Academic Policies - Courses and Course Enrollment - Section VI.F (Directed Research)-Section VI.G (Course Enrollment Procedures)


Academic Policies



Eligible students may receive credit for directed research projects supervised by eligible Law School faculty members. This opportunity differs from independent research credit in that it does not necessarily result in a formal research paper authored solely by the student. Work that might qualify for directed research credit could include research and writing that lead to an article co-authored by a professor and a student, sustained library research on discrete topics for an ongoing scholarly or pro bono project of a professor, or the interviewing of witnesses in connection with a professor’s public interest work. For credit to be awarded, the student must complete at least 42.5 hours of work during the semester and the supervising faculty member must certify that the experience was sustained, productive and educationally valuable. Directed research projects are subject to the following restrictions:
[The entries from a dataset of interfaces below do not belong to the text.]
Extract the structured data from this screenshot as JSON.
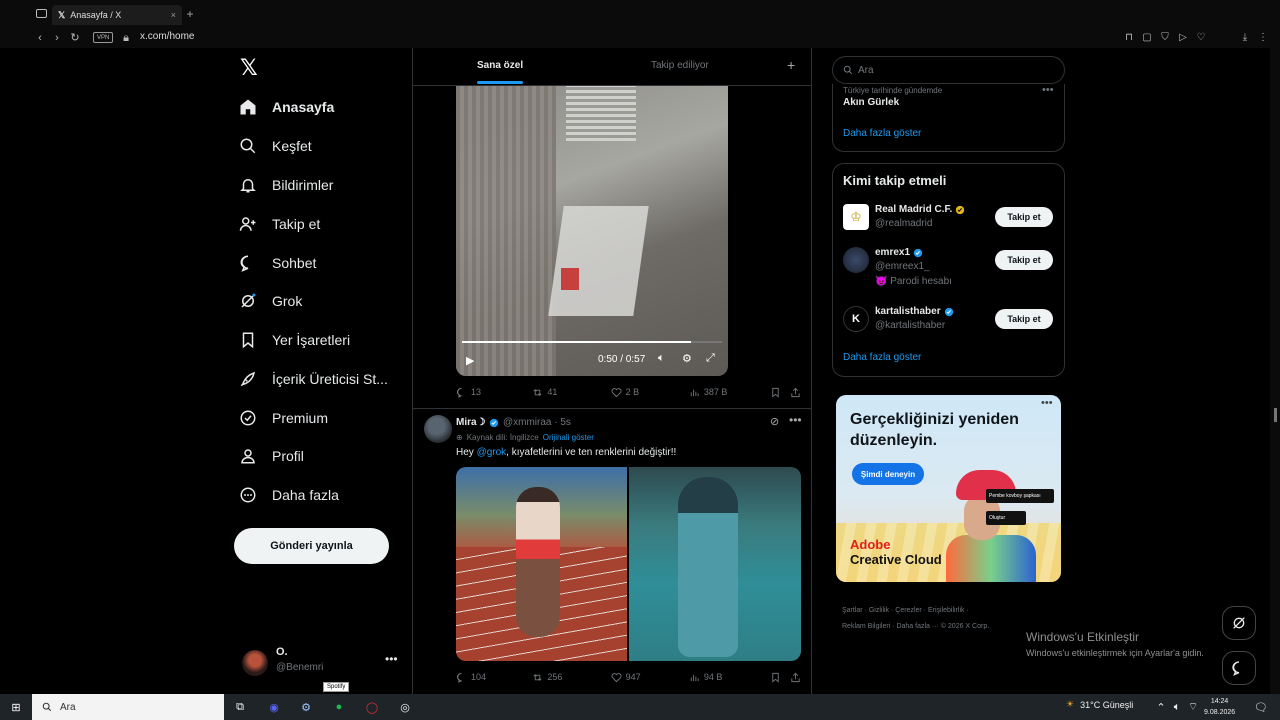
{
  "browser": {
    "tab_title": "Anasayfa / X",
    "url": "x.com/home",
    "vpn_label": "VPN",
    "new_tab": "+"
  },
  "nav": {
    "items": [
      {
        "label": "Anasayfa",
        "icon": "home-icon",
        "active": true
      },
      {
        "label": "Keşfet",
        "icon": "search-icon"
      },
      {
        "label": "Bildirimler",
        "icon": "bell-icon"
      },
      {
        "label": "Takip et",
        "icon": "follow-icon"
      },
      {
        "label": "Sohbet",
        "icon": "chat-icon"
      },
      {
        "label": "Grok",
        "icon": "grok-icon"
      },
      {
        "label": "Yer İşaretleri",
        "icon": "bookmark-icon"
      },
      {
        "label": "İçerik Üreticisi St...",
        "icon": "rocket-icon"
      },
      {
        "label": "Premium",
        "icon": "verified-icon"
      },
      {
        "label": "Profil",
        "icon": "person-icon"
      },
      {
        "label": "Daha fazla",
        "icon": "more-circle-icon"
      }
    ],
    "post_button": "Gönderi yayınla",
    "account": {
      "name": "O.",
      "handle": "@Benemri"
    }
  },
  "feed": {
    "tabs": [
      "Sana özel",
      "Takip ediliyor"
    ],
    "tweet1": {
      "video_time": "0:50 / 0:57",
      "video_progress": 0.88,
      "replies": "13",
      "retweets": "41",
      "likes": "2 B",
      "views": "387 B"
    },
    "tweet2": {
      "name": "Mira☽",
      "handle": "@xmmiraa · 5s",
      "source_label": "Kaynak dili: İngilizce",
      "source_link": "Orijinali göster",
      "text_prefix": "Hey ",
      "mention": "@grok",
      "text_suffix": ", kıyafetlerini ve ten renklerini değiştir!!",
      "replies": "104",
      "retweets": "256",
      "likes": "947",
      "views": "94 B"
    }
  },
  "right": {
    "search_placeholder": "Ara",
    "trend": {
      "context": "Türkiye tarihinde gündemde",
      "name": "Akın Gürlek",
      "show_more": "Daha fazla göster"
    },
    "who_to_follow": {
      "title": "Kimi takip etmeli",
      "accounts": [
        {
          "name": "Real Madrid C.F.",
          "handle": "@realmadrid",
          "bio": "",
          "badge": "gold",
          "follow": "Takip et"
        },
        {
          "name": "emrex1",
          "handle": "@emreex1_",
          "bio": "😈 Parodi hesabı",
          "badge": "blue",
          "follow": "Takip et"
        },
        {
          "name": "kartalisthaber",
          "handle": "@kartalisthaber",
          "bio": "",
          "badge": "blue",
          "follow": "Takip et"
        }
      ],
      "show_more": "Daha fazla göster"
    },
    "ad": {
      "headline": "Gerçekliğinizi yeniden düzenleyin.",
      "cta": "Şimdi deneyin",
      "box1": "Pembe kovboy şapkası",
      "box2": "Oluştur",
      "brand1": "Adobe",
      "brand2": "Creative Cloud"
    },
    "footer": {
      "line1": "Şartlar · Gizlilik · Çerezler · Erişilebilirlik ·",
      "line2": "Reklam Bilgileri · Daha fazla ··· © 2026 X Corp."
    }
  },
  "windows": {
    "activation_title": "Windows'u Etkinleştir",
    "activation_sub": "Windows'u etkinleştirmek için Ayarlar'a gidin.",
    "taskbar_search": "Ara",
    "tooltip": "Spotify",
    "weather": "31°C  Güneşli",
    "time": "14:24",
    "date": "9.08.2026"
  }
}
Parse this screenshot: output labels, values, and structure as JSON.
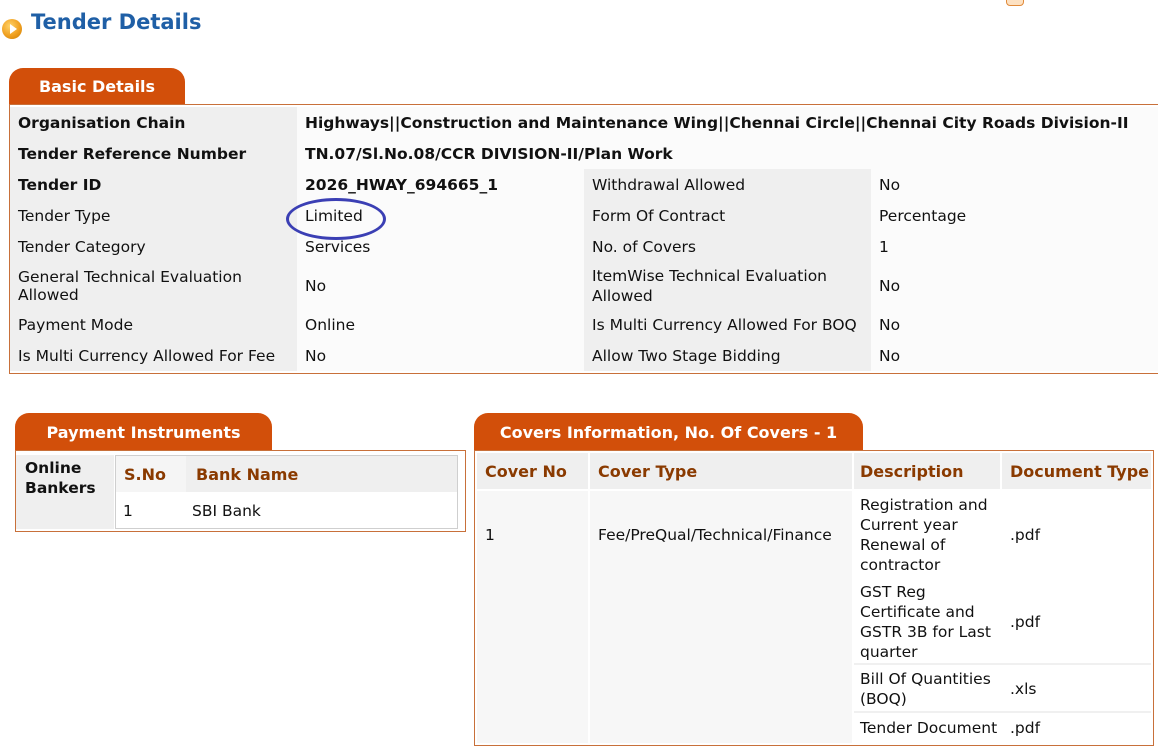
{
  "page": {
    "title": "Tender Details"
  },
  "basic_details": {
    "tab_label": "Basic Details",
    "org_chain_label": "Organisation Chain",
    "org_chain_value": "Highways||Construction and Maintenance Wing||Chennai Circle||Chennai City Roads Division-II",
    "ref_label": "Tender Reference Number",
    "ref_value": "TN.07/Sl.No.08/CCR DIVISION-II/Plan Work",
    "id_label": "Tender ID",
    "id_value": "2026_HWAY_694665_1",
    "withdrawal_label": "Withdrawal Allowed",
    "withdrawal_value": "No",
    "type_label": "Tender Type",
    "type_value": "Limited",
    "contract_label": "Form Of Contract",
    "contract_value": "Percentage",
    "category_label": "Tender Category",
    "category_value": "Services",
    "covers_label": "No. of Covers",
    "covers_value": "1",
    "gte_label": "General Technical Evaluation Allowed",
    "gte_value": "No",
    "itemwise_label": "ItemWise Technical Evaluation Allowed",
    "itemwise_value": "No",
    "payment_label": "Payment Mode",
    "payment_value": "Online",
    "boq_currency_label": "Is Multi Currency Allowed For BOQ",
    "boq_currency_value": "No",
    "fee_currency_label": "Is Multi Currency Allowed For Fee",
    "fee_currency_value": "No",
    "two_stage_label": "Allow Two Stage Bidding",
    "two_stage_value": "No"
  },
  "payment_instruments": {
    "tab_label": "Payment Instruments",
    "group_label": "Online Bankers",
    "col_sno": "S.No",
    "col_bank": "Bank Name",
    "rows": [
      {
        "sno": "1",
        "bank": "SBI Bank"
      }
    ]
  },
  "covers": {
    "tab_label": "Covers Information, No. Of Covers - 1",
    "col_no": "Cover No",
    "col_type": "Cover Type",
    "col_desc": "Description",
    "col_doc": "Document Type",
    "cover_no": "1",
    "cover_type": "Fee/PreQual/Technical/Finance",
    "rows": [
      {
        "desc": "Registration and Current year Renewal of contractor",
        "doc": ".pdf"
      },
      {
        "desc": "GST Reg Certificate and GSTR 3B for Last quarter",
        "doc": ".pdf"
      },
      {
        "desc": "Bill Of Quantities (BOQ)",
        "doc": ".xls"
      },
      {
        "desc": "Tender Document",
        "doc": ".pdf"
      }
    ]
  }
}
1) First-year students are not eligible to enroll in directed research projects.

2) Enrollment in directed research must be completed through the Student Records Office by timely submitting the required form to the Student Records Office (the form is available in Student Records or on LawWeb).  A completed form requires a summary of the research project to be undertaken and the signature of an eligible supervising faculty member.
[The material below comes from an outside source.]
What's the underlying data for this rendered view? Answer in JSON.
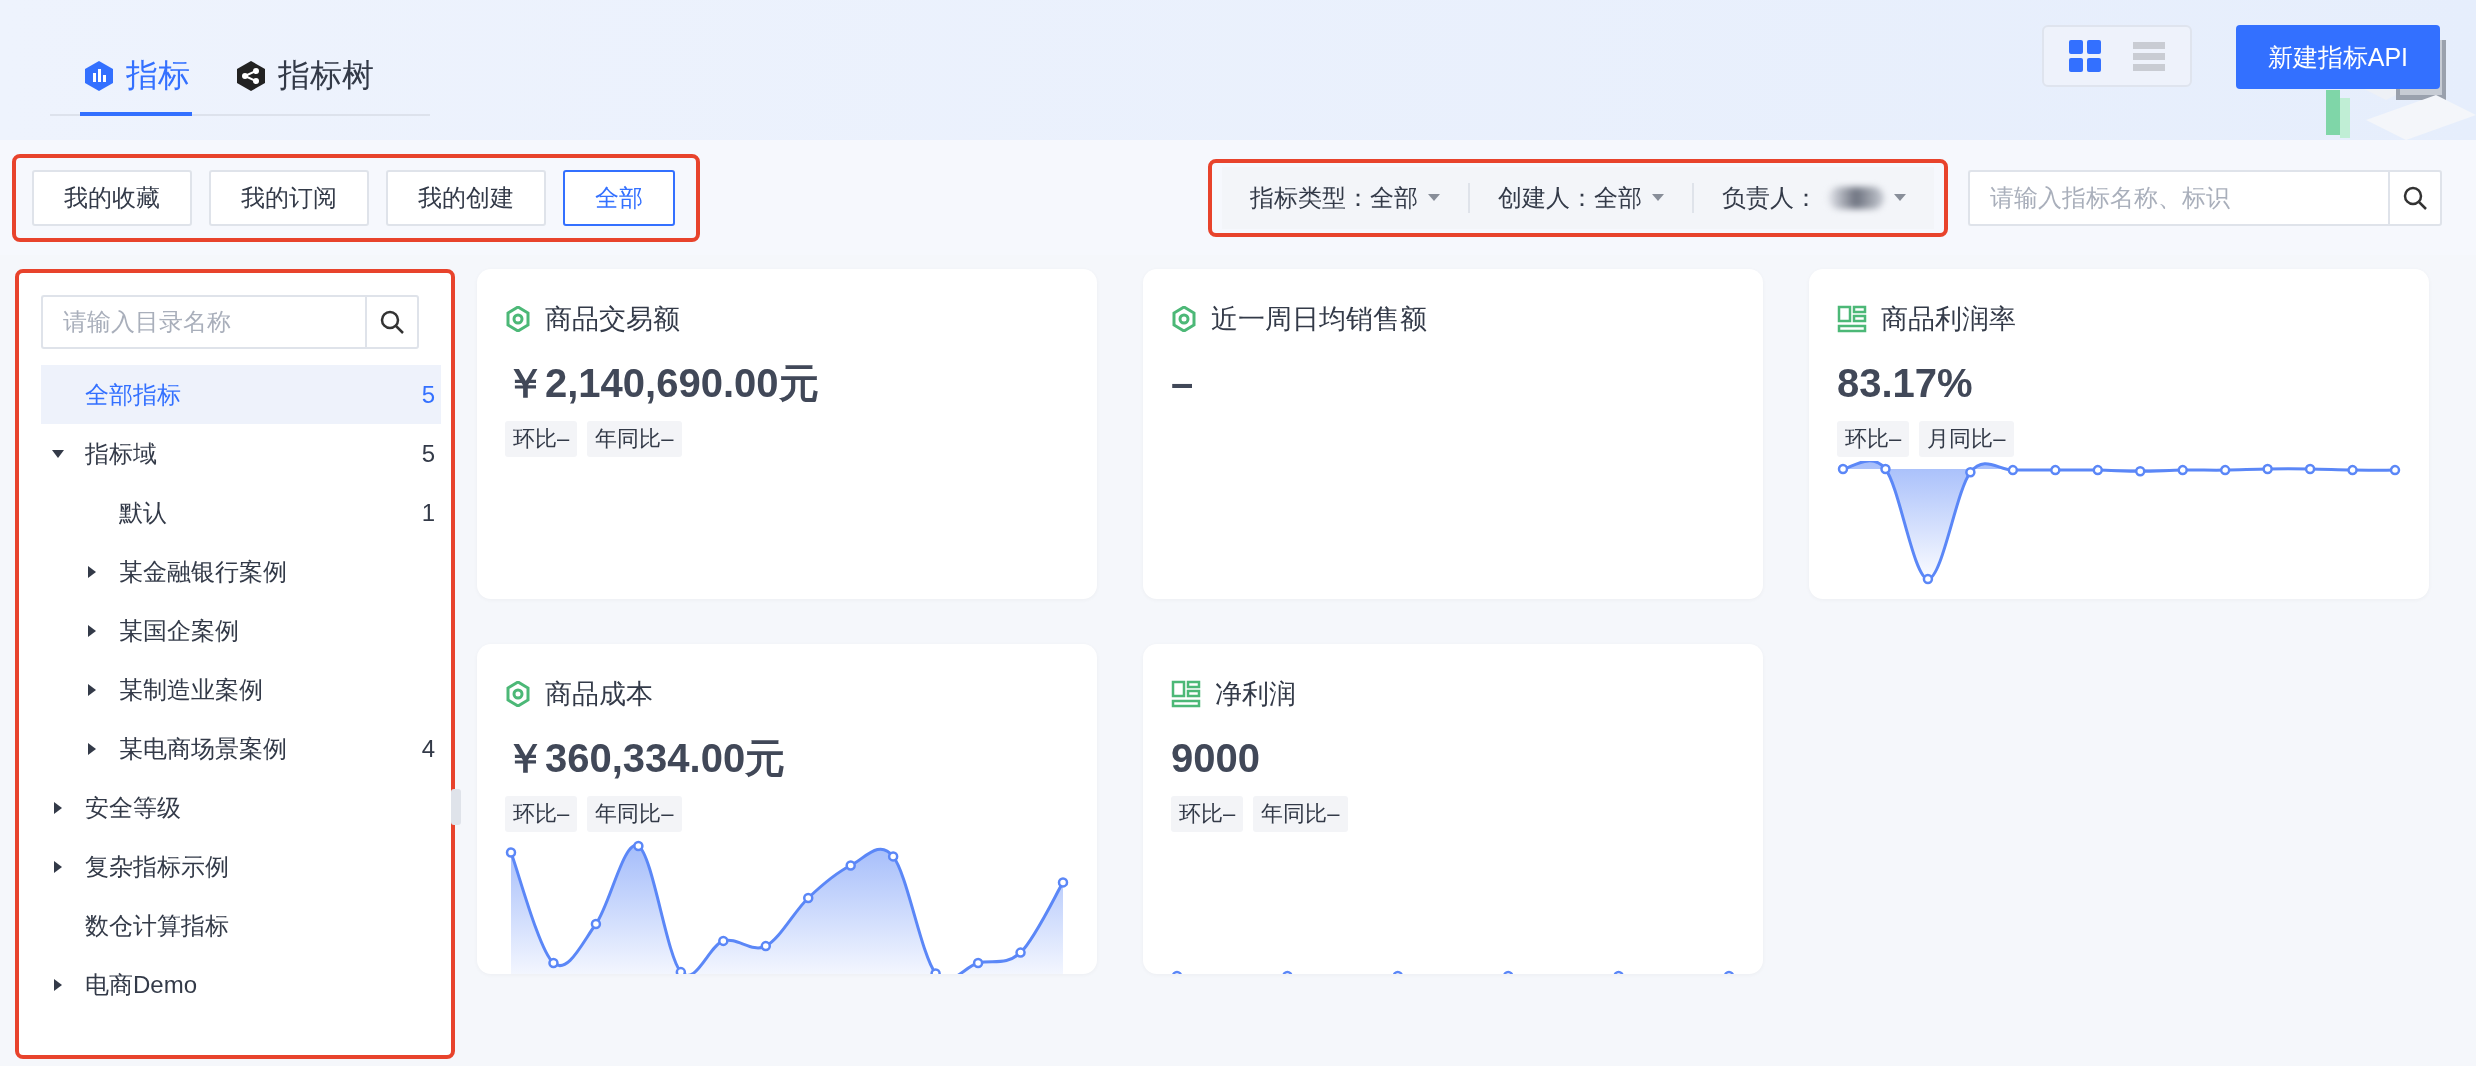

3) Only full-time resident law faculty members may supervise directed research projects (see section I.G). Emeriti and visiting faculty members may supervise with the permission of the vice dean.

4) One credit will be awarded for each project. Students will be graded on a credit/no credit basis only.

5) Students may earn a maximum of three credits of directed research over their law school careers. Directed research credits will be combined with independent research credits for purposes of applying the overall ceilings on independent research credit (see section VI.H.M); i.e., students may earn a maximum of eight credits, a maximum of four credits per academic year and a maximum of six credits under the supervision of any one faculty member.

6) Students may not engage in a directed research project and be a paid research assistant for the same professor in a given semester.

7) Any work applied toward directed research credit may not be counted toward the pro bono hours registered with the Mortimer Caplin Public Service Center.


Except for required first-year courses and other specified courses, all students enroll in courses using the Law School’s lottery course enrollment system, LawReg and the University’s Student Information System (SIS). These systems require a computer with Internet access and a Web browser. Students enroll in courses for the fall and spring semesters and the January Term in accordance with the Course Enrollment Schedule and instructions announced by the Student Records Office. Eligibility for course enrollment is governed by Law School academic policies and procedures and course restrictions listed in online course descriptions.

1) NEGATIVE SERVICE INDICATORS (REGISTRATION BLOCK HOLDS)Students who have not satisfied all student health, financial or other requirements of the University or Law School may have "negative service indicators," which display as holds, placed on their University records. These holds create registration blocks in SIS. While registration blocks will not preclude course enrollment in LawReg, they will block other University services, including course enrollment in SIS. The Student Records Office cannot remove or override registration blocks in the SIS.

The Course Enrollment Schedule is posted on the Law School’s website each year. Typically, students enroll in fall, January Term, and spring courses alternating between LawReg (lottery) and SIS (live add/drop) as described below.





Courses and Course Enrollment (continued)